Scan the entries that follow and copy out every line containing "Tuesday".

____________________

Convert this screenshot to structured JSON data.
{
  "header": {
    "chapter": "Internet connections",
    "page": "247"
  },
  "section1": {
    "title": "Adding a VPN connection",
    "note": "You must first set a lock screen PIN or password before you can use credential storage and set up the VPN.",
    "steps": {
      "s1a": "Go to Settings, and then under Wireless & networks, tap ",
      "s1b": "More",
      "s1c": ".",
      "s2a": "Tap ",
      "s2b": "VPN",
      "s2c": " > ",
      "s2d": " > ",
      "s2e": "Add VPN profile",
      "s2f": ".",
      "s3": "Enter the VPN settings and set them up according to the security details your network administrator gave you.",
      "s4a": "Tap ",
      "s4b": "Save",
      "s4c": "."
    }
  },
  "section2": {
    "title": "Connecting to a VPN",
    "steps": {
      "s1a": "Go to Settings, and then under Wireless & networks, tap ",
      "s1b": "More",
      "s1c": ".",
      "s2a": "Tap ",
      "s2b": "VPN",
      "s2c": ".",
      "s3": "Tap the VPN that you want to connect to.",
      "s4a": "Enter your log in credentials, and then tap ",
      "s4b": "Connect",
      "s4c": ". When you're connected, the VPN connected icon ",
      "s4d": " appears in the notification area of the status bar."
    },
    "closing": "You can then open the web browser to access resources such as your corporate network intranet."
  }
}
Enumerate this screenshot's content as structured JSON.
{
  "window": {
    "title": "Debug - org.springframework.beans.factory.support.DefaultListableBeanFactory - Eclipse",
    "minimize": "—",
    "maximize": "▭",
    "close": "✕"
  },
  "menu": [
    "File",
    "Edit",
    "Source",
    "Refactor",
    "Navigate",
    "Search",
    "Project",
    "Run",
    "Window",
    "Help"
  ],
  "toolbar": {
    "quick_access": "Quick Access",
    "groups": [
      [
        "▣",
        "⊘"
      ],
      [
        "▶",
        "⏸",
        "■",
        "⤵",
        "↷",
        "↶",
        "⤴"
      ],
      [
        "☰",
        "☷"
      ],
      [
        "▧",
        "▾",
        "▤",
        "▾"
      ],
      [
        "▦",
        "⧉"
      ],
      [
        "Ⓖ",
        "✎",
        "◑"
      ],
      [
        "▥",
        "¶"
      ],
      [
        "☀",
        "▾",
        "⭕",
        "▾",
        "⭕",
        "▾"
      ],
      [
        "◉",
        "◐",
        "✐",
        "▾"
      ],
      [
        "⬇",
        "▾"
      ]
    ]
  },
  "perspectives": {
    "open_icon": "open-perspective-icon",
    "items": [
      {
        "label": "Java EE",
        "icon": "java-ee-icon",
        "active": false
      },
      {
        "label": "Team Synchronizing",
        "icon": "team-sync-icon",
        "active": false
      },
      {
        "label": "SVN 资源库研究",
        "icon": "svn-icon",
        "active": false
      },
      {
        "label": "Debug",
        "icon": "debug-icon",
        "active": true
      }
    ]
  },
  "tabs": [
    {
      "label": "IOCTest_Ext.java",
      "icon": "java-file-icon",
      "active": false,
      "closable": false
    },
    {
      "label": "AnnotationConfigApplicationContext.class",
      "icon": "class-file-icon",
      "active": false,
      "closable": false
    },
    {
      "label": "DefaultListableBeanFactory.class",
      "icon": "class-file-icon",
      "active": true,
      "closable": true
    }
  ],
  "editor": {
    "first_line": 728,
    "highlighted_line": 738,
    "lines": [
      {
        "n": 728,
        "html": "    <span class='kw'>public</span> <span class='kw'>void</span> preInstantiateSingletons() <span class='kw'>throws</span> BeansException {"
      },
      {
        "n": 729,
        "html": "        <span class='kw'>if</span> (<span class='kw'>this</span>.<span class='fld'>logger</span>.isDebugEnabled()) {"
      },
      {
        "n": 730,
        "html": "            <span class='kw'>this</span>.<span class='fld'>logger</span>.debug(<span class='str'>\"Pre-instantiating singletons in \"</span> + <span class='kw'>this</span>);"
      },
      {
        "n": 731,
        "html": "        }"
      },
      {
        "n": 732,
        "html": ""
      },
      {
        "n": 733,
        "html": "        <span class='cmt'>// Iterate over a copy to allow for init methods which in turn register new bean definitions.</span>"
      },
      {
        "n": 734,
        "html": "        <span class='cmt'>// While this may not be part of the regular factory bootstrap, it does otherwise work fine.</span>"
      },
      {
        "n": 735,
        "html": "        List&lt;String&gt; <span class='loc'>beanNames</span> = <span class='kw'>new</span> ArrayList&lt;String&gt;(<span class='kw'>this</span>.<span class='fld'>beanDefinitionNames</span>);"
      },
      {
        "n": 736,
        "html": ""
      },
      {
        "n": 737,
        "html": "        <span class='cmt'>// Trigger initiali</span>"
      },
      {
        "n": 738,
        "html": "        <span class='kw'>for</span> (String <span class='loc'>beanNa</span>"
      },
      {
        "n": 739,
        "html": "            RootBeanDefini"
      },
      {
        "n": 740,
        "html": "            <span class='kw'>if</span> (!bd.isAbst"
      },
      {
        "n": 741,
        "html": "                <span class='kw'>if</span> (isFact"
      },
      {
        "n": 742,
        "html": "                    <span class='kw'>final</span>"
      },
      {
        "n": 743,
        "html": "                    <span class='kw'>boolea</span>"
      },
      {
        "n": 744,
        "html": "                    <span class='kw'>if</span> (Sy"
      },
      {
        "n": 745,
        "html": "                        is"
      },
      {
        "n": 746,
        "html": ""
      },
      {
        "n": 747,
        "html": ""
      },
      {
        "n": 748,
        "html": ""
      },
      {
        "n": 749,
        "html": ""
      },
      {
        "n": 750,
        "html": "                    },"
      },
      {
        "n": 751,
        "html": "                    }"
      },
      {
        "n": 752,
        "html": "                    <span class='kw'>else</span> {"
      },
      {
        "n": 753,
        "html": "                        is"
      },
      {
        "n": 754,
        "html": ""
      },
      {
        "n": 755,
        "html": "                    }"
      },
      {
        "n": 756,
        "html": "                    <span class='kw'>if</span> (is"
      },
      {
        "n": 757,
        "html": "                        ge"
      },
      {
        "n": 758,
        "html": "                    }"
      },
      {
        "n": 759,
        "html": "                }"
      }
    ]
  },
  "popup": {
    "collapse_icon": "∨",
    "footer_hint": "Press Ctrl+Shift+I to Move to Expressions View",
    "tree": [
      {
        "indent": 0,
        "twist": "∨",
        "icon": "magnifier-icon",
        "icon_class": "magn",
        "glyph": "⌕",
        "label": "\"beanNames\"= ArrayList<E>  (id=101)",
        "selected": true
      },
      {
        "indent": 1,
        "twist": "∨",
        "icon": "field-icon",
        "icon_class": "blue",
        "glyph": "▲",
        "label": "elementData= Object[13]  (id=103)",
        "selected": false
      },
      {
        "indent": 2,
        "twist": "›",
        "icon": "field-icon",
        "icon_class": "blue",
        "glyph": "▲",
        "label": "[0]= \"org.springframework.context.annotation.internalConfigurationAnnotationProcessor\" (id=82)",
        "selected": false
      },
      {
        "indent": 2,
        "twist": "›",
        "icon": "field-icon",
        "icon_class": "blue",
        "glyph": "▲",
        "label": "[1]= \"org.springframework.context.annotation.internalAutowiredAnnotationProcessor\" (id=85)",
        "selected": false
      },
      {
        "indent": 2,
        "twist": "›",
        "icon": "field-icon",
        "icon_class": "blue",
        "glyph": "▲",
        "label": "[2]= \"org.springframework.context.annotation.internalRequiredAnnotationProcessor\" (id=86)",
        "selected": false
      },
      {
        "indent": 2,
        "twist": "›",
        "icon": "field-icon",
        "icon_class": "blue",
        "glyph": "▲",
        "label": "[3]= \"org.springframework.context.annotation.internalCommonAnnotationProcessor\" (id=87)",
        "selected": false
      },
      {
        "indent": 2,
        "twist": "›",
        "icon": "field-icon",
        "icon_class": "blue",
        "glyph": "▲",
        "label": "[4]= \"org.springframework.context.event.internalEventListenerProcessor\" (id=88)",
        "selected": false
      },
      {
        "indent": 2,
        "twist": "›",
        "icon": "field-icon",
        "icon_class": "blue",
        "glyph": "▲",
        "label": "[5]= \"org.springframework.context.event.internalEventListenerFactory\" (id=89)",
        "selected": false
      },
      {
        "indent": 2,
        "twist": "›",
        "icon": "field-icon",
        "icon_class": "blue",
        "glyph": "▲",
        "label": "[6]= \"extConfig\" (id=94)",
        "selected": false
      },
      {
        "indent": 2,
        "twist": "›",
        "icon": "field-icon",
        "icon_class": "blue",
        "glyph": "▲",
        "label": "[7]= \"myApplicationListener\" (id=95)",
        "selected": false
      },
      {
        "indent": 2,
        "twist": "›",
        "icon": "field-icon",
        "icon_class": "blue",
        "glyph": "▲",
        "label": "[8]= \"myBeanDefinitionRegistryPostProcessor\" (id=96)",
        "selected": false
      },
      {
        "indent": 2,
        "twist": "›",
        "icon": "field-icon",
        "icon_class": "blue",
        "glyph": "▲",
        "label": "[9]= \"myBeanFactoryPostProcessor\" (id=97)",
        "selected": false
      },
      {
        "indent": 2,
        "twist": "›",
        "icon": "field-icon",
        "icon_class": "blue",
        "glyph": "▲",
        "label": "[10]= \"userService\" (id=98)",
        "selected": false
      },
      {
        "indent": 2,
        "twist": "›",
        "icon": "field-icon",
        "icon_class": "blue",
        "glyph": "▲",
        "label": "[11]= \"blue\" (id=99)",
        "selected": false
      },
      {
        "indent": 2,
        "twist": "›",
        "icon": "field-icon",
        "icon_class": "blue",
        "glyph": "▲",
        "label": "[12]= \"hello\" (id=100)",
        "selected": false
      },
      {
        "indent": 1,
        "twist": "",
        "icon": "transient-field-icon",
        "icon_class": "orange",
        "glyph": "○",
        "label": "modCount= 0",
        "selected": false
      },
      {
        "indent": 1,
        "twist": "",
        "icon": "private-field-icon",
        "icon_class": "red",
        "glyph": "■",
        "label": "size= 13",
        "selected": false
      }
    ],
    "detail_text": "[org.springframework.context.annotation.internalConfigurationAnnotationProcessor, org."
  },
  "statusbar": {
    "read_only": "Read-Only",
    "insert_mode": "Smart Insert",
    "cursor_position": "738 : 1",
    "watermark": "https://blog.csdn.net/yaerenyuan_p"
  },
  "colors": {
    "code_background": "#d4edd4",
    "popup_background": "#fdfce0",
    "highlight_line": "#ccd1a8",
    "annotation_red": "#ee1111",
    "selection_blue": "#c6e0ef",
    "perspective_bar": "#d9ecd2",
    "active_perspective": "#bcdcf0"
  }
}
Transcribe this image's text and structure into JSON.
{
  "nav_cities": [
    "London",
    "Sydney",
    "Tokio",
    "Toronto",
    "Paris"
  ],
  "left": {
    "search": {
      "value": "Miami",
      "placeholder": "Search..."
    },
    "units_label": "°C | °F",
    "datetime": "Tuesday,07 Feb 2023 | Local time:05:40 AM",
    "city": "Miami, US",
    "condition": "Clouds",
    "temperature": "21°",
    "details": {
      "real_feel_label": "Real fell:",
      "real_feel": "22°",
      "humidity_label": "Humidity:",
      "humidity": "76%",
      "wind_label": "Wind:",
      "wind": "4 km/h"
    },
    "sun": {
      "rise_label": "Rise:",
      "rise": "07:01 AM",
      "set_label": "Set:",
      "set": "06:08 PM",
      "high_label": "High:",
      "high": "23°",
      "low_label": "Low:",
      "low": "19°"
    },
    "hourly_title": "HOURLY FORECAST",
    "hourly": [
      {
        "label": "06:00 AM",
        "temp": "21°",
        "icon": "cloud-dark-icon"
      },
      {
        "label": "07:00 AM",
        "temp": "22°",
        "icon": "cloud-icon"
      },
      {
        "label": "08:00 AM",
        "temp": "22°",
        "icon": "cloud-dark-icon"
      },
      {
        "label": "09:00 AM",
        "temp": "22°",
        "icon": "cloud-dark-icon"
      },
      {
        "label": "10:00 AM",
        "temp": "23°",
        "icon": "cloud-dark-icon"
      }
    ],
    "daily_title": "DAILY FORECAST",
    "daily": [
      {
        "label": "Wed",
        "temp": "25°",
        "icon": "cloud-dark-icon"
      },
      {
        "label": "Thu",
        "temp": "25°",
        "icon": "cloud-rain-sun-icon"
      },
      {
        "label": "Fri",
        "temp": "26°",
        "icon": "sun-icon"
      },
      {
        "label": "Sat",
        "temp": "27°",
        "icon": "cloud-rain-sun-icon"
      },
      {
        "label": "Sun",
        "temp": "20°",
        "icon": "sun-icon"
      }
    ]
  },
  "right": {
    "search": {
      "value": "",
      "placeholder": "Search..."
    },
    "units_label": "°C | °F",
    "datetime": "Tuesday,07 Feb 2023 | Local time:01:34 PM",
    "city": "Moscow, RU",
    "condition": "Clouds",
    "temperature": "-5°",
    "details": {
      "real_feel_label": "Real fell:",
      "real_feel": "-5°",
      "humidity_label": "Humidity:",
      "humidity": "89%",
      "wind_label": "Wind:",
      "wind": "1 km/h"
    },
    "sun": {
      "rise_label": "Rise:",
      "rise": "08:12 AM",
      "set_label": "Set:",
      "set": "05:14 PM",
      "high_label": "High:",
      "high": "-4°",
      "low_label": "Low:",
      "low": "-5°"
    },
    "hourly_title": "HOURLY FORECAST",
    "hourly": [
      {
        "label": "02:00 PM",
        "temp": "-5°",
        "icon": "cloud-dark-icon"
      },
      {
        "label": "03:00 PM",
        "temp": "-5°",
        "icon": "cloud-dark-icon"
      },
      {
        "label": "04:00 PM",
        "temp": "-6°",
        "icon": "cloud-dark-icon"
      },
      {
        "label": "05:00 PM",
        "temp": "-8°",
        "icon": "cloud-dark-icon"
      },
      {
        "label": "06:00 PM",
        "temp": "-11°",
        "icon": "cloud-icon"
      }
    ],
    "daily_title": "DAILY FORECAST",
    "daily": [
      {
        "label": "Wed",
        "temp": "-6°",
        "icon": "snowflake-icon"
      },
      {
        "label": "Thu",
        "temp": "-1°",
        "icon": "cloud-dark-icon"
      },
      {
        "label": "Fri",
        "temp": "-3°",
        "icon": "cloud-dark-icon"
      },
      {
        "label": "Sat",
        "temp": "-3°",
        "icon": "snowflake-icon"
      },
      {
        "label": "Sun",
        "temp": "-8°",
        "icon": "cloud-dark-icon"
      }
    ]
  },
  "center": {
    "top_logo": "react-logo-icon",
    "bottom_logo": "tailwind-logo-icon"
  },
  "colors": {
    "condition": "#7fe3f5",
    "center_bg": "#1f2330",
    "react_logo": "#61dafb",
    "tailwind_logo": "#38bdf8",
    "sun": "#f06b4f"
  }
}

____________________

## [Result below]
    "datetime": "Tuesday,07 Feb 2023 | Local time:05:40 AM",
    "datetime": "Tuesday,07 Feb 2023 | Local time:01:34 PM",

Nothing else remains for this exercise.